    • I feel like this app is very comprehensive on their Japanese basics. They give you study cards, lessons, and quizzes to get you geared up for your daily Japanese learning. On top of that, they cover the hiragana, katakana, kanji, grammar, and all other necessities to get you started (they also give in a little kick on some of the slangs and idioms native Japanese people use, so you might sound smarter and not so much like a foreigner when you go to Japan, hehe). Forget those basic "learn Japanese in 1 day" books, you've got this app that will do the trick! On top of that, it's good for your iPhone and iPad! Check out their website:
    • If you like it, support their full version; It's ad-less!
  2. Learn 日本語
    • This is probably one of my favorite "books" to read for getting you in touch with some basic grammar. I do have SOME Japanese background in reading H/K/Kanji, but I need grammar help still. Try it out! They cover the "writing system" (which is also helpful if you need help with the basics), Basic Grammar, Essential Grammar, Special Expressions, and Advanced Topics. Oh boy oh boy! They're free too! They give comprehensive details like a textbook, but in an app form. Great, huh? Homepage link: here.
  3. Nihongo Up (Game)
    • This is basically a game that you do if you feel like reading Japanese basics are just not enough. Go play some games (shooting, fill-in-the-blanks, etc) to get your knowledge tested. Not bad for a review. Homepage link: here
  4. JA lite
    • Yes, this is a lite version. It's already very helpful, by itself being a lite version.

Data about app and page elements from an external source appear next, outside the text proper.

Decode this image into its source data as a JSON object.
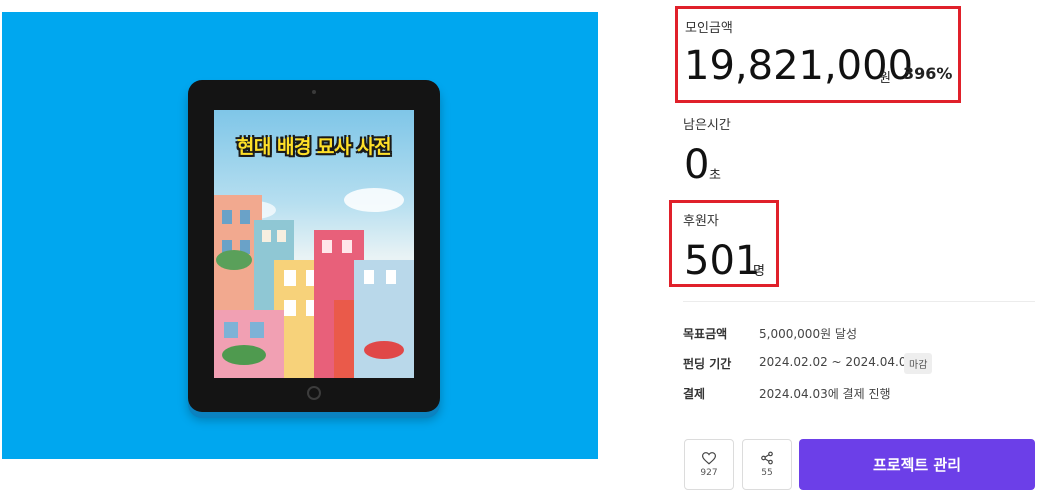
{
  "hero": {
    "cover_title": "현대 배경 묘사 사전"
  },
  "funding": {
    "label": "모인금액",
    "amount": "19,821,000",
    "unit": "원",
    "percent": "396%"
  },
  "time_left": {
    "label": "남은시간",
    "value": "0",
    "unit": "초"
  },
  "backers": {
    "label": "후원자",
    "value": "501",
    "unit": "명"
  },
  "details": {
    "goal_label": "목표금액",
    "goal_value": "5,000,000원 달성",
    "period_label": "펀딩 기간",
    "period_value": "2024.02.02 ~ 2024.04.02",
    "period_badge": "마감",
    "payment_label": "결제",
    "payment_value": "2024.04.03에 결제 진행"
  },
  "actions": {
    "like_count": "927",
    "share_count": "55",
    "manage_label": "프로젝트 관리"
  },
  "colors": {
    "hero_bg": "#00a7ef",
    "highlight": "#e0202a",
    "primary": "#6c3fe8"
  }
}
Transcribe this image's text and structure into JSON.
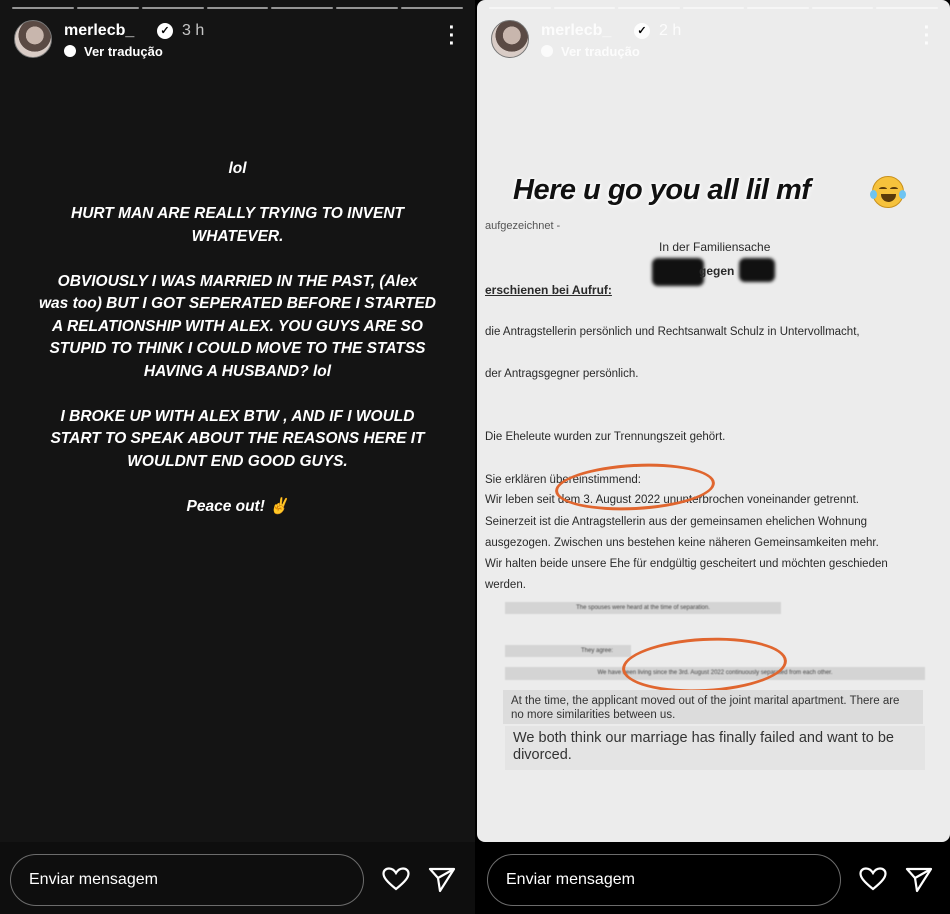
{
  "left_story": {
    "username": "merlecb_",
    "time": "3 h",
    "translate": "Ver tradução",
    "more": "⋮",
    "paragraphs": [
      "lol",
      "HURT MAN ARE REALLY TRYING TO INVENT\nWHATEVER.",
      "OBVIOUSLY I WAS MARRIED IN THE PAST, (Alex\nwas too) BUT I  GOT SEPERATED BEFORE I STARTED\nA RELATIONSHIP WITH ALEX.  YOU GUYS ARE SO\nSTUPID TO THINK I COULD MOVE TO THE STATSS\nHAVING A HUSBAND? lol",
      "I BROKE UP WITH ALEX BTW , AND IF I WOULD\nSTART TO SPEAK ABOUT THE REASONS HERE IT\nWOULDNT END GOOD GUYS.",
      "Peace out! ✌"
    ],
    "message_placeholder": "Enviar mensagem"
  },
  "right_story": {
    "username": "merlecb_",
    "time": "2 h",
    "translate": "Ver tradução",
    "more": "⋮",
    "headline": "Here u go you all lil mf",
    "document": {
      "top_cut": "aufgezeichnet -",
      "case": "In der Familiensache",
      "parties": "gegen",
      "appeared": "erschienen bei Aufruf:",
      "line1": "die Antragstellerin persönlich und Rechtsanwalt Schulz in Untervollmacht,",
      "line2": "der Antragsgegner persönlich.",
      "line3": "Die Eheleute wurden zur Trennungszeit gehört.",
      "p1": "Sie erklären übereinstimmend:",
      "p2": "Wir leben seit dem 3. August 2022 ununterbrochen voneinander getrennt.",
      "p3": "Seinerzeit ist die Antragstellerin aus der gemeinsamen ehelichen Wohnung",
      "p4": "ausgezogen. Zwischen uns bestehen keine näheren Gemeinsamkeiten mehr.",
      "p5": "Wir halten beide unsere Ehe für endgültig gescheitert und möchten geschieden",
      "p6": "werden."
    },
    "translation": {
      "s1": "The spouses were heard at the time of separation.",
      "s2": "They agree:",
      "s3": "We have been living since the 3rd. August 2022 continuously separated from each other.",
      "s4": "At the time, the applicant moved out of the joint marital apartment. There are no more similarities between us.",
      "s5": "We both think our marriage has finally failed and want to be divorced."
    },
    "message_placeholder": "Enviar mensagem"
  }
}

This will suffice by itself- until you're done.
  5. Kotoba
    • This is by far the most important app that you can find. The dictionary! And most of all, it's free! The best "paid"-like app that you need to have if you plan to learn and understand Japanese.
Here's to more apps listed by reddit: link

Know this, there is not one good app that will satisfy your every needs. If you want convenience from the touch of your hands, you will need multiple apps to get started. All of the apps I've mentioned above are not sufficient by itself. You need practice, which websites will provide with the most extensive exercises to get you writing and writing and writing. Japanese is not something that you can learn in an instance-- so learning "Japanese in ONE day" is a bogus. There's just no way, unless you're some incredible, crazy, genius. Which I believe you are :D So now, get going!

Alright! I hope you guys can somehow benefit in one way or another! It's been a pleasure to share this news with you. Oh, the Japanese free tour also has been announced by Yahoo! and Telegraph, so it's definitely not fake. Trust me, I'm as giddy up as you are to have learned about this news! I wish I can get chosen, because I'd definitely would loveeeee to go to Japan to visit & tour-about! Hope you and I can get chosen! Stay tuned!
Photo credit:


MarieLo said...

Great post! I will definitely be adding some of those apps to my collection.. thanks!

konayukiss said...

No problem! Great it helped! :)

Nicolas said...

Thanks for the reference. We keep working hard at Nihongo Ichiban to make it easier to learn Japanese.
Ganbatte Kudasai.

konayukiss said...

No problem Nicolas! It is definitely a great app! Keep up the great work!

Post a Comment


Related Posts Plugin for WordPress, Blogger...